Add the wine and cook for 3–4 minutes or until reduced by half. Add the stock, water, passata, bay leaves, salt and pepper and stir to combine. Return the beef to the pan, with any juices, and bring to a simmer.
Cover with a tight-fitting lid, transfer to the oven and cook, turning the beef halfway through cooking time, for 3 hours or until very tender.
Remove the beef from the sauce and place on a tray. Using 2 forks, shred the meat. Return the beef to the sauce and stir to combine. Remove and discard the bay leaves to serve.
Brisket pot pies (makes 6)
1 x quantity beef brisket, cooled slightly
3 sheets store-bought puff pastry
1 egg, lightly beaten
Preheat oven to 200°C (400°F). Divide the beef between 6 x 250ml-capacity ovenproof ramekins. Cut 6 rounds from the pastry to fit the tops of the ramekins. Cut a small cross incision in the centre of each round. Brush the edges of the ramekins with egg and top with the pastry, pressing the edges to seal. Brush the pies with egg and place on an oven tray. Bake for 30 minutes or until the pastry is puffed and golden.
Pappardelle with brisket (serves 4-6)
1 x quantity slow-cooked beef brisket, heated through
50g finely grated pecorino

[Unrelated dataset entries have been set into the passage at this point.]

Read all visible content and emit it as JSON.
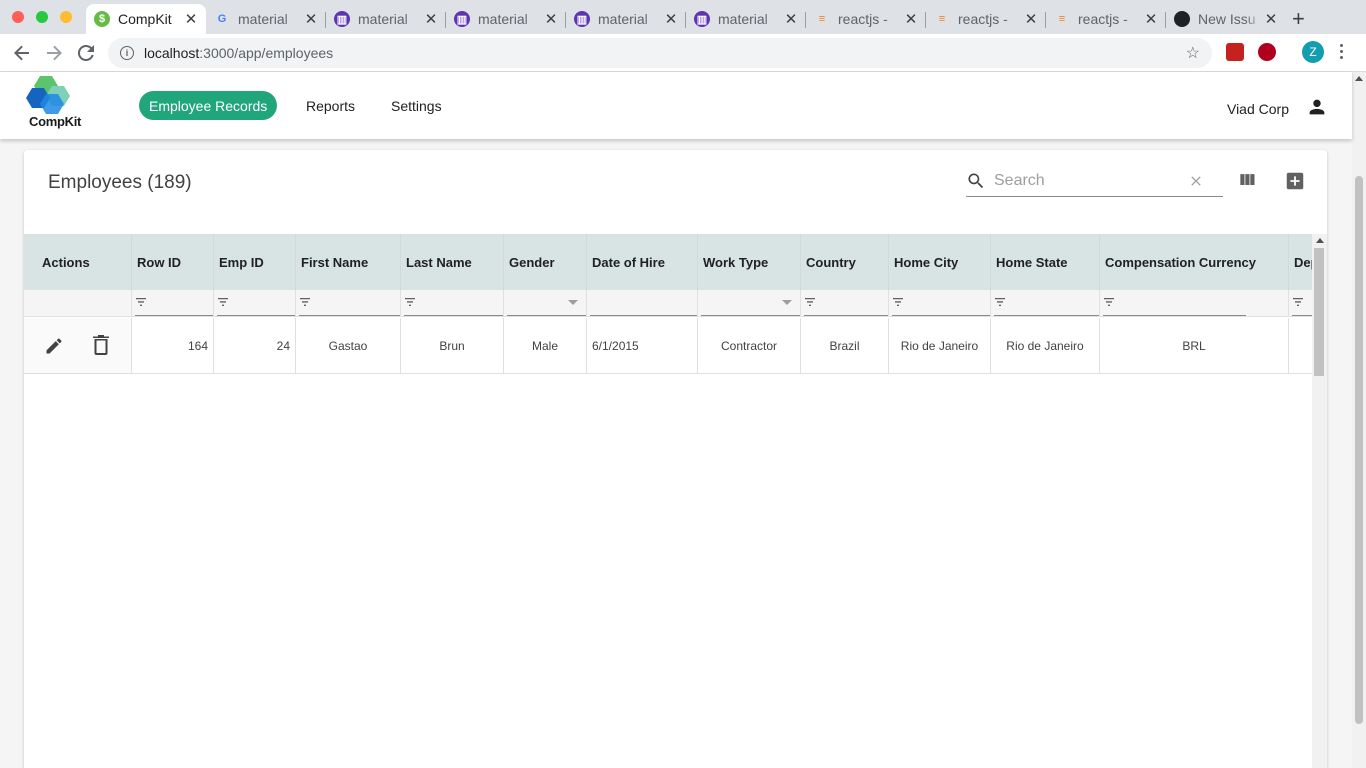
{
  "browser": {
    "tabs": [
      {
        "title": "CompKit",
        "icon": "compkit-favicon",
        "active": true
      },
      {
        "title": "material",
        "icon": "google-favicon"
      },
      {
        "title": "material",
        "icon": "material-ui-favicon"
      },
      {
        "title": "material",
        "icon": "material-ui-favicon"
      },
      {
        "title": "material",
        "icon": "material-ui-favicon"
      },
      {
        "title": "material",
        "icon": "material-ui-favicon"
      },
      {
        "title": "reactjs -",
        "icon": "stackoverflow-favicon"
      },
      {
        "title": "reactjs -",
        "icon": "stackoverflow-favicon"
      },
      {
        "title": "reactjs -",
        "icon": "stackoverflow-favicon"
      },
      {
        "title": "New Issu",
        "icon": "github-favicon"
      }
    ],
    "url_host": "localhost",
    "url_path": ":3000/app/employees",
    "profile_initial": "Z"
  },
  "app": {
    "logo_text": "CompKit",
    "nav": [
      "Employee Records",
      "Reports",
      "Settings"
    ],
    "org_name": "Viad Corp",
    "accent": "#20a67a"
  },
  "card": {
    "title": "Employees (189)",
    "search_placeholder": "Search"
  },
  "table": {
    "columns": [
      "Actions",
      "Row ID",
      "Emp ID",
      "First Name",
      "Last Name",
      "Gender",
      "Date of Hire",
      "Work Type",
      "Country",
      "Home City",
      "Home State",
      "Compensation Currency",
      "Dep"
    ],
    "rows": [
      {
        "row_id": "164",
        "emp_id": "24",
        "first_name": "Gastao",
        "last_name": "Brun",
        "gender": "Male",
        "date_of_hire": "6/1/2015",
        "work_type": "Contractor",
        "country": "Brazil",
        "home_city": "Rio de Janeiro",
        "home_state": "Rio de Janeiro",
        "currency": "BRL",
        "dep": ""
      }
    ]
  }
}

Fresh parsley, chopped
Cook the pasta in a large saucepan of salted boiling water for 6–8 minutes or until al dente. Drain well and return to the pan. Add the beef and toss to combine. Divide between serving bowls and top with the pecorino. Sprinkle with pepper and parsley to serve.
Beef and ricotta lasagne (serves 8)
1 x quantity beef brisket, heated through
350g grated mozzarella
100g finely grated parmesan
960g fresh ricotta
450g fresh lasagne sheets
2 tablespoons extra virgin olive oil
Basil leaves, to serve
Preheat oven to 180°C (350°F). Place the mozzarella, 80g of the parmesan, the ricotta and milk in a large bowl and mix to combine. Set aside. Line the base of a lightly greased 20cm x 30cm ovenproof dish with a layer of lasagne sheets, trimming to fit. Top with one-third of the beef and a second layer of lasagne sheets. Top with one-third of the cheese mixture. Repeat the layering twice more using the remaining lasagne sheets, beef and cheese mixture. Sprinkle the top layer of cheese mixture with the remaining parmesan and drizzle with the oil. Place the dish on an oven tray and bake for 35–40 minutes. Top with basil leaves to serve.
Basics to Brilliance by Donna Hay is published by 4th Estate, an imprint of HarperCollins, £25